Revonsuolucid dreaming; out-of-body experience; near-death experience; mystical experience (sometimes regarded as the highest of all higher states of consciousness) Revonsuo, A.

What are 4 levels of consciousness?

Take a look at the four levels of performance consciousness.Unconscious Incompetent. The Unconscious Incompetent doesn’t know that he doesn’t know. … Unconscious Competent. This person lurches uncontrollably toward success without knowing how it happened. … Conscious Incompetent. … Conscious Competent.Jul 7, 2014

Is dreaming a form of consciousness?

Dreaming may be defined as a mental state, an altered state of consciousness, which occurs during sleep. Dreams usually involve fictive events that are organized in a story-like manner, characterized by a range of internally generated sensory, perceptual, and emotional experiences (Desseilles et al. 2011).

What is the state of consciousness known as sleep?

Dreams and Consciousness REM sleep is the part of the sleep cycle most often associated with the dreams that you can remember when you wake up. 7 During this time, your brain is active in a way that is similar to when you are awake, but your state of awareness is lowered.

What are the 5 states of consciousness?

States of Consciousnessbias.Consciousness.Hypnosis.Priming.Sleep.Trance.
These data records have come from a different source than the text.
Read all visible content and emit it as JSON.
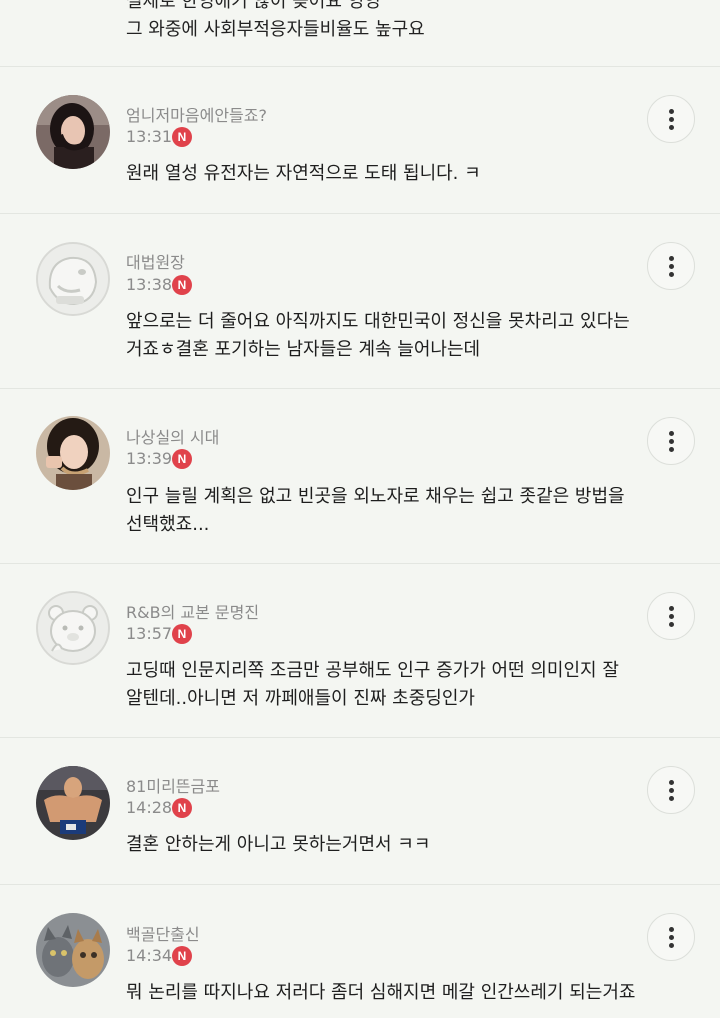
{
  "top_fragment": {
    "line_a": "실제로 한영애기 않이 늦어요 영영",
    "line_b": "그 와중에 사회부적응자들비율도 높구요"
  },
  "badge_letter": "N",
  "comments": [
    {
      "nickname": "엄니저마음에안들죠?",
      "time": "13:31",
      "lines": [
        "원래 열성 유전자는 자연적으로 도태 됩니다. ㅋ"
      ],
      "avatar": "photo-woman-icon"
    },
    {
      "nickname": "대법원장",
      "time": "13:38",
      "lines": [
        "앞으로는 더 줄어요 아직까지도 대한민국이 정신을 못차리고 있다는",
        "거죠ㅎ결혼 포기하는 남자들은 계속 늘어나는데"
      ],
      "avatar": "default-character-icon"
    },
    {
      "nickname": "나상실의 시대",
      "time": "13:39",
      "lines": [
        "인구 늘릴 계획은 없고 빈곳을 외노자로 채우는 쉽고 좃같은 방법을",
        "선택했죠..."
      ],
      "avatar": "photo-eating-woman-icon"
    },
    {
      "nickname": "R&B의 교본 문명진",
      "time": "13:57",
      "lines": [
        "고딩때 인문지리쪽 조금만 공부해도 인구 증가가 어떤 의미인지 잘",
        "알텐데..아니면 저 까페애들이 진짜 초중딩인가"
      ],
      "avatar": "bear-character-icon"
    },
    {
      "nickname": "81미리뜬금포",
      "time": "14:28",
      "lines": [
        "결혼 안하는게 아니고 못하는거면서 ㅋㅋ"
      ],
      "avatar": "photo-fighter-icon"
    },
    {
      "nickname": "백골단출신",
      "time": "14:34",
      "lines": [
        "뭐 논리를 따지나요 저러다 좀더 심해지면 메갈 인간쓰레기 되는거죠"
      ],
      "avatar": "photo-cats-icon"
    }
  ]
}
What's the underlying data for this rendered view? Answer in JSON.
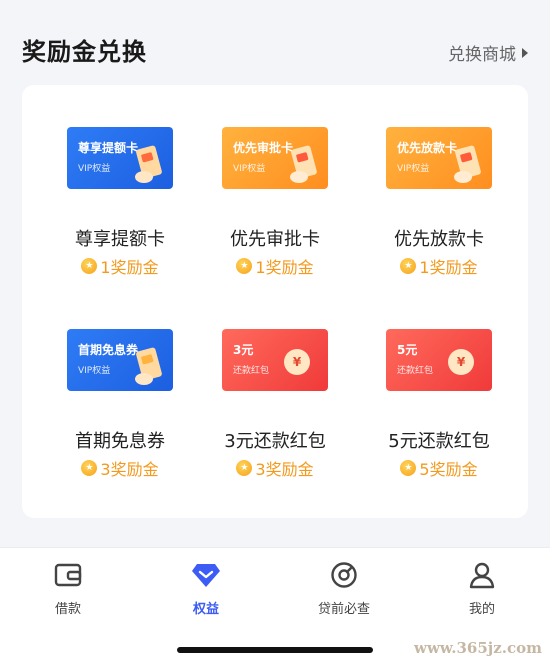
{
  "header": {
    "title": "奖励金兑换",
    "shop_link": "兑换商城"
  },
  "items": [
    {
      "tile_title": "尊享提额卡",
      "tile_sub": "VIP权益",
      "name": "尊享提额卡",
      "price": "1奖励金",
      "color": "blue",
      "icon": "phone-card-icon"
    },
    {
      "tile_title": "优先审批卡",
      "tile_sub": "VIP权益",
      "name": "优先审批卡",
      "price": "1奖励金",
      "color": "orange",
      "icon": "phone-card-icon"
    },
    {
      "tile_title": "优先放款卡",
      "tile_sub": "VIP权益",
      "name": "优先放款卡",
      "price": "1奖励金",
      "color": "orange",
      "icon": "phone-card-icon"
    },
    {
      "tile_title": "首期免息券",
      "tile_sub": "VIP权益",
      "name": "首期免息券",
      "price": "3奖励金",
      "color": "blue",
      "icon": "phone-card-icon"
    },
    {
      "tile_title": "3元",
      "tile_sub": "还款红包",
      "name": "3元还款红包",
      "price": "3奖励金",
      "color": "red",
      "icon": "yen-icon"
    },
    {
      "tile_title": "5元",
      "tile_sub": "还款红包",
      "name": "5元还款红包",
      "price": "5奖励金",
      "color": "red",
      "icon": "yen-icon"
    }
  ],
  "tabbar": {
    "tabs": [
      {
        "label": "借款",
        "icon": "wallet-icon",
        "active": false
      },
      {
        "label": "权益",
        "icon": "diamond-icon",
        "active": true
      },
      {
        "label": "贷前必查",
        "icon": "gauge-icon",
        "active": false
      },
      {
        "label": "我的",
        "icon": "person-icon",
        "active": false
      }
    ]
  },
  "colors": {
    "accent": "#3d5cf5",
    "coin": "#f39a1e",
    "tile_blue": "#2f7cf6",
    "tile_orange": "#ff9f2a",
    "tile_red": "#f04a45"
  },
  "watermark": "www.365jz.com"
}
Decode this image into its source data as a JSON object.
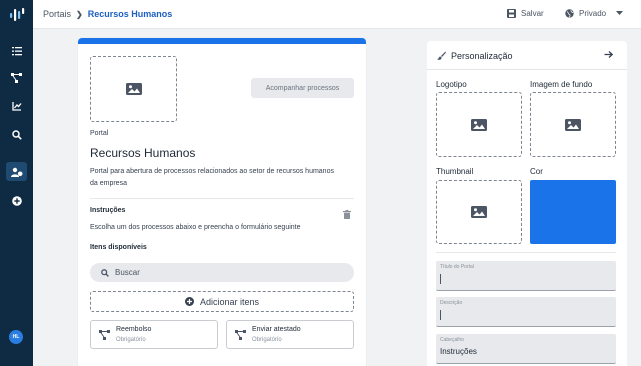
{
  "sidebar": {
    "avatar_initials": "HL",
    "items": [
      {
        "icon": "list-icon"
      },
      {
        "icon": "flow-icon"
      },
      {
        "icon": "chart-icon"
      },
      {
        "icon": "search-icon"
      },
      {
        "icon": "users-icon",
        "active": true
      },
      {
        "icon": "add-circle-icon"
      }
    ]
  },
  "header": {
    "breadcrumb_root": "Portais",
    "breadcrumb_current": "Recursos Humanos",
    "save_label": "Salvar",
    "privacy_label": "Privado"
  },
  "portal": {
    "follow_button": "Acompanhar processos",
    "type_label": "Portal",
    "title": "Recursos Humanos",
    "description": "Portal para abertura de processos relacionados ao setor de recursos humanos da empresa",
    "instructions_label": "Instruções",
    "instructions_text": "Escolha um dos processos abaixo e preencha o formulário seguinte",
    "items_label": "Itens disponíveis",
    "search_placeholder": "Buscar",
    "add_items_label": "Adicionar itens",
    "processes": [
      {
        "name": "Reembolso",
        "status": "Obrigatório"
      },
      {
        "name": "Enviar atestado",
        "status": "Obrigatório"
      }
    ]
  },
  "personalization": {
    "title": "Personalização",
    "logo_label": "Logotipo",
    "background_label": "Imagem de fundo",
    "thumbnail_label": "Thumbnail",
    "color_label": "Cor",
    "color_value": "#1a73e8",
    "fields": [
      {
        "label": "Título do Portal",
        "value": ""
      },
      {
        "label": "Descrição",
        "value": ""
      },
      {
        "label": "Cabeçalho",
        "value": "Instruções"
      }
    ]
  },
  "colors": {
    "accent": "#1a73e8",
    "sidebar": "#0f2a43",
    "link": "#1d5fc4"
  }
}
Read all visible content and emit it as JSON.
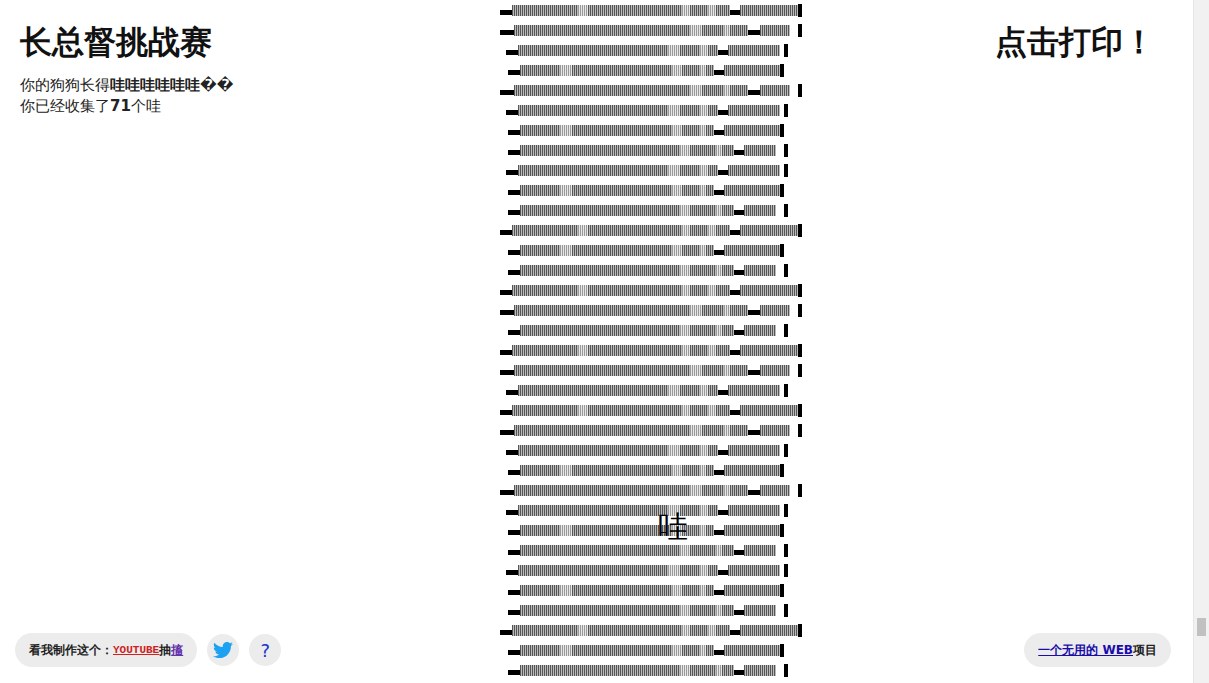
{
  "title": "长总督挑战赛",
  "dog_length": {
    "prefix": "你的狗狗长得",
    "value": "哇哇哇哇哇哇��"
  },
  "collected": {
    "prefix": "你已经收集了",
    "count": "71",
    "suffix": "个哇"
  },
  "print_button": "点击打印！",
  "floating_text": "哇",
  "footer_left": {
    "label": "看我制作这个：",
    "youtube": "YOUTUBE",
    "twitch": "抽搐",
    "help": "?"
  },
  "footer_right": {
    "link": "一个无用的 WEB",
    "suffix": "项目"
  },
  "scrollbar": {
    "level": 0.93
  }
}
What is the difference between consciousness and awareness?

Scientists differ on the difference between consciousness and self-awareness, but here is one common explanation: Consciousness is awareness of one’s body and one’s environment; self-awareness is recognition of that consciousness—not only understanding that one exists, but further understanding that one is aware of …

Why do we lose consciousness when we sleep?
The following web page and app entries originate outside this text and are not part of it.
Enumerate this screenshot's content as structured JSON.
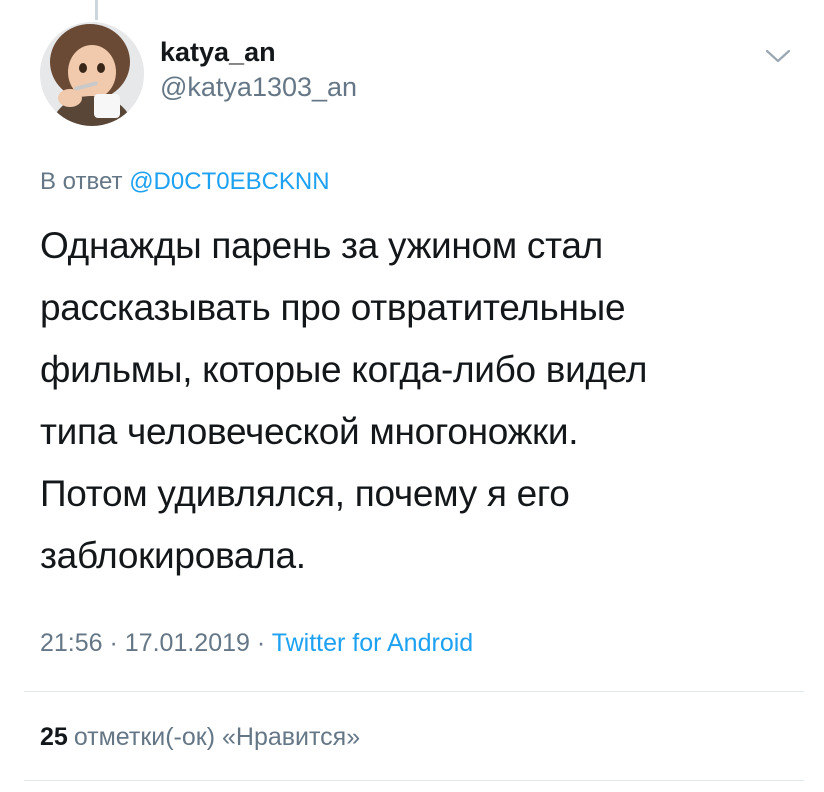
{
  "tweet": {
    "display_name": "katya_an",
    "handle": "@katya1303_an",
    "reply_prefix": "В ответ",
    "reply_to": "@D0CT0EBCKNN",
    "text_lines": [
      "Однажды парень за ужином стал",
      "рассказывать про отвратительные",
      "фильмы, которые когда-либо видел",
      "типа человеческой многоножки.",
      "Потом удивлялся, почему я его",
      "заблокировала."
    ],
    "time": "21:56",
    "separator": "·",
    "date": "17.01.2019",
    "source": "Twitter for Android"
  },
  "stats": {
    "likes_count": "25",
    "likes_label": "отметки(-ок) «Нравится»"
  },
  "colors": {
    "text": "#14171a",
    "secondary": "#657786",
    "link": "#1da1f2",
    "divider": "#e1e8ed"
  },
  "icons": {
    "menu": "chevron-down-icon"
  }
}
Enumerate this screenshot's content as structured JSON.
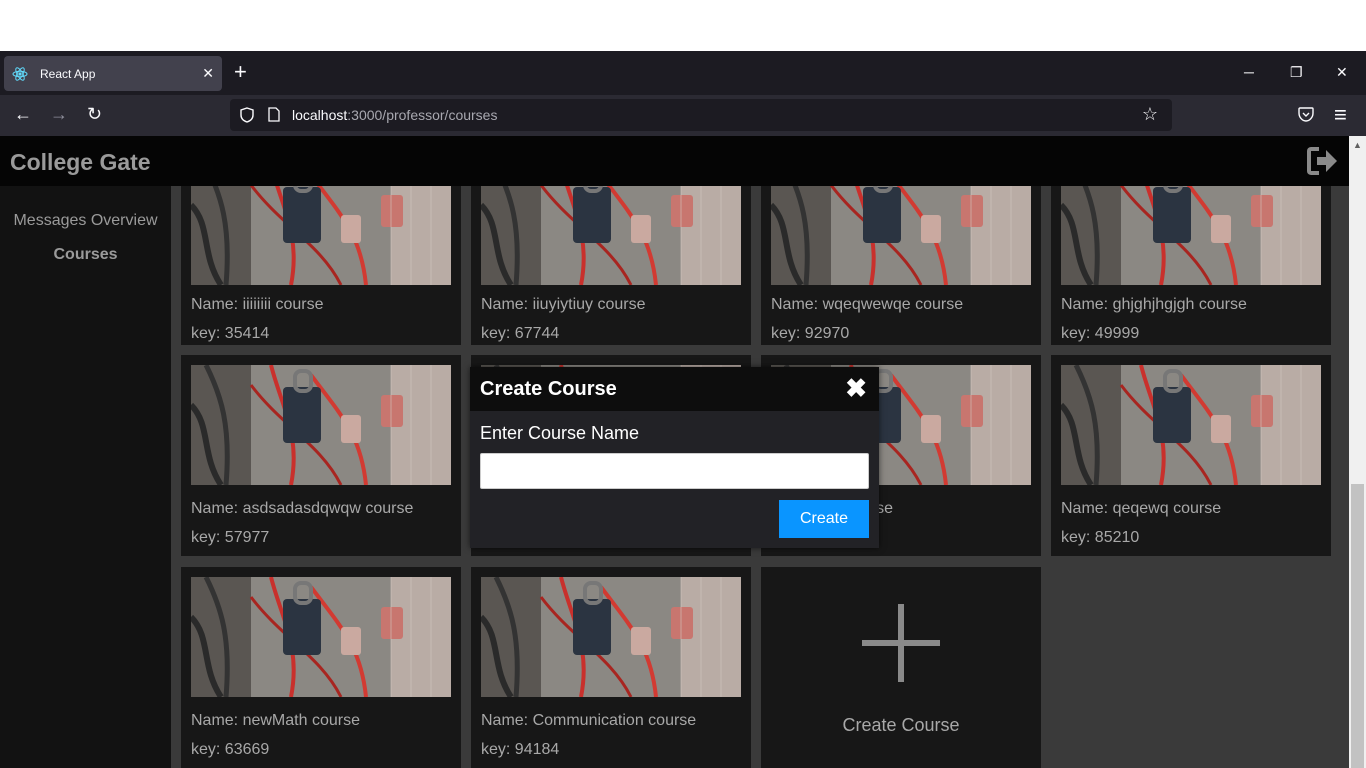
{
  "browser": {
    "tab_title": "React App",
    "tab_close": "✕",
    "new_tab": "+",
    "minimize": "─",
    "restore": "❐",
    "close": "✕",
    "back": "←",
    "forward": "→",
    "reload": "↻",
    "url_host": "localhost",
    "url_rest": ":3000/professor/courses",
    "star": "☆",
    "menu": "≡"
  },
  "app": {
    "brand": "College Gate"
  },
  "sidebar": {
    "items": [
      {
        "label": "Messages Overview",
        "active": false
      },
      {
        "label": "Courses",
        "active": true
      }
    ]
  },
  "courses": [
    {
      "name": "Name: iiiiiiii course",
      "key": "key: 35414"
    },
    {
      "name": "Name: iiuyiytiuy course",
      "key": "key: 67744"
    },
    {
      "name": "Name: wqeqwewqe course",
      "key": "key: 92970"
    },
    {
      "name": "Name: ghjghjhgjgh course",
      "key": "key: 49999"
    },
    {
      "name": "Name: asdsadasdqwqw course",
      "key": "key: 57977"
    },
    {
      "name": "",
      "key": ""
    },
    {
      "name": "course",
      "key": ""
    },
    {
      "name": "Name: qeqewq course",
      "key": "key: 85210"
    },
    {
      "name": "Name: newMath course",
      "key": "key: 63669"
    },
    {
      "name": "Name: Communication course",
      "key": "key: 94184"
    }
  ],
  "create_card": {
    "label": "Create Course"
  },
  "modal": {
    "title": "Create Course",
    "close": "✖",
    "label": "Enter Course Name",
    "input_value": "",
    "button": "Create"
  },
  "colors": {
    "accent": "#0a95ff",
    "header_bg": "#050505",
    "sidebar_bg": "#121212",
    "card_bg": "#171717"
  }
}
Technically sleep starts in the brain areas that produce SWS. Scientists now have concrete evidence that two groups of cells—the ventrolateral preoptic nucleus in the hypothalamus and the parafacial zone in the brain stem—are involved in prompting SWS. When these cells switch on, it triggers a loss of consciousness.

What are the 3 levels of consciousness?

Sigmund Freud divided human consciousness into three levels of awareness: the conscious, preconscious, and unconscious. Each of these levels corresponds to and overlaps with Freud’s ideas of the id, ego, and superego.